We learn about other, not by talking to or observing them from a sun-drenched patio with a cool drink in front of us. Instead, we check out our friends’ Facebook and Twitter pages and read their blogs. Direct communication seems a thing of the past.
I myself am all too guilty of using up internet space by blogging, using social media to talk to family and friends, mail, Skype, reading newspapers, playing Scrabble and whatnot. In doing so, we quite often forget about privacy issues and what others can pick up from our continuous data stream.
For the sake of it being easier to email than to talk on the phone – and having a few valid backup reasons for doing so as talking on a phone makes me wince of eye and facial pain and needing to sleep when I feel I need to – I look at it from a different view also.
Rather than intruding on someone’s life by them having to answer a phone call, people can reply by mail when or where it suits them best. Smartphones… they’re called ‘smart’ for good reasons.
Sure, we praise ourselves for living or growing up in a world of social networks, wireless internet and being able to see what happens on other planets. It gave me the life I am leading right now:, and long may it continue.
Being able to write when my eyes permit it, meeting fantastic people and therefore simply being a happy creature, mea culpa. Sometimes, though, we miss a lot of real-life and/or interpersonal quality time because we’ve become too absorbed with intelligent, artificial technology. Mea culpa, mea maxima culpa.
Reading, writing, paying, playing, listening, watching… we often hide behind artificial technology, deliberately leaving out that interpersonal aspect of life. Often it feels like forced-upon-us technology also. Selfies are just one example of this. Instead of friends or family taking our pictures, people now pose and pout by themselves and take their own pictures.
It’s human nature to compare income, looks and other material or non-material things people have, and nowhere more so in our own lives. It’s easy for relationships to become frayed because people interpret your life from their own 2-D perspective on a laptop, smartphone or tablet, and not from shared, interpersonal communication or experiences. Perhaps active listening has become unintentional hearing. Feeling compassion every so often turns to judgements.
Filters, just like smartphones, are used to try and capture a moment that suits the viewer, but not the reality of the person being viewed. In return, the person facing this can feel unheard, unappreciated and misunderstood. It’s not always about clean, technical, clinical facts, though, but about how it affects you personally, without filters. For example, in my view, pain is relative.

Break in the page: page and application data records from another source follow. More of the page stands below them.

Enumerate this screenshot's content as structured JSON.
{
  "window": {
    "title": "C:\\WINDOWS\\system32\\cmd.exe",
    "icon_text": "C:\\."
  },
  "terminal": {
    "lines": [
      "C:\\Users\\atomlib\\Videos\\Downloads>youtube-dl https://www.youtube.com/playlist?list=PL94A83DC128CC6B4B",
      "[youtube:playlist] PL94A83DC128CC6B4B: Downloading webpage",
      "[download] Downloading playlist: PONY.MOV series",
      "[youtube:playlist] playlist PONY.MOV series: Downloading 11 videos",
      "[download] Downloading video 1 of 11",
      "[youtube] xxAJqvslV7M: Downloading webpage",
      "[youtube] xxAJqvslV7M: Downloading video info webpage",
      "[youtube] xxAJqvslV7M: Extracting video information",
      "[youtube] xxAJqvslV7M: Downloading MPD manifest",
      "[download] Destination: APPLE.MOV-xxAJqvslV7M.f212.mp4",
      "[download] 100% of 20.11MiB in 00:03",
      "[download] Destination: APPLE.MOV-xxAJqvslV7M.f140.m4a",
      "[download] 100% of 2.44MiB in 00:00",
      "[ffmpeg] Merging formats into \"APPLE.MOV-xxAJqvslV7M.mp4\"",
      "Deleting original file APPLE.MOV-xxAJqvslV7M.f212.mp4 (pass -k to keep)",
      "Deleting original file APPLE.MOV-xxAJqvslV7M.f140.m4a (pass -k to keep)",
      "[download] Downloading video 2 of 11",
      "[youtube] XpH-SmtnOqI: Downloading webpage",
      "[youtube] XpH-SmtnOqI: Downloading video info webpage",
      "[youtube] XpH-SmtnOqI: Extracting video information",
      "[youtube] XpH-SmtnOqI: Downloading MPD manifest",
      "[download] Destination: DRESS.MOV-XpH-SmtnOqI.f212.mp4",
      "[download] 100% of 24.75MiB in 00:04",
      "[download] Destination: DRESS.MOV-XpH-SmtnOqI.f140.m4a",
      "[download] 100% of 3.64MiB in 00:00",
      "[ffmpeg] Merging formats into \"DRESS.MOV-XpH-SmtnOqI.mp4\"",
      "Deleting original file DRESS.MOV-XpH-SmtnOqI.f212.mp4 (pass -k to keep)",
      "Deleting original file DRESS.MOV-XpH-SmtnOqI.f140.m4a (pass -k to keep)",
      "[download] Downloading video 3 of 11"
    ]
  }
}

How so? Pain barriers rise and fall according to how you perceive it to be. An otherwise healthy person might have a migraine, and rate that an 8 or 9 out of 10 on a pain scale because they’ve never felt worse pain than that.
To me, migraines used to be as painful as yours. Later on, however, I found an even worse pain: trigeminal neuralgia, otherwise called ‘The Suicide Disease’ because of the intensity of the pain.
Trigeminal neuralgia can be a 8.5 if not 9.5 out of 10 on a pain scale. Just when I thought it couldn’t get any more painful, trigeminal pain made sure it did. However, suddenly the pain scale of my migraines dropped several points in comparison with trigeminal pains.
This shows that what can be extremely painful to you, could now be a mere blip on my radar because pain or fatigue is hard to measure and because it’s viewed from our own experience, and therefore perspective.
Many times doctors ask you how high you rate your pain on a scale of 1 to 10, and use such scales and levels for an illness they try to define. In the eyes of your doctors, your pain levels might not be perceived as high or as low. Once again, life’s viewed not through our own eyes, but many times, through those of others.
Filters, unlike those used to brew a mean cup of coffee, are hard to break down. They are used everywhere we look and come in all sorts of varieties. Whether it’s a smartphone, Facebook page, pain scales in your doctor’s mind or someone else’s perspective, getting real is often hard to do. The test of this time will be how to be honest.
We used to be social animals, but these days we’re more and more leaning towards narcissism. We think or do as we please and when or where we feel like it. As a social experiment, we failed drastically. We took “social” out of our prerequisite to life, just not as Mark Zuckerberg intended.
© Willeke Van Eeckhoutte and Ireland, Multiple Sclerosis & Me, 2011-2014. Unauthorised use and/or duplication of this material without express and written permission from this blog’s author and/or owner are strictly prohibited. Excerpts and links may be used, provided that full and clear credit is given to Willeke Van Eeckhoutte and Ireland, Multiple Sclerosis & Me with appropriate and specific direction to the original content.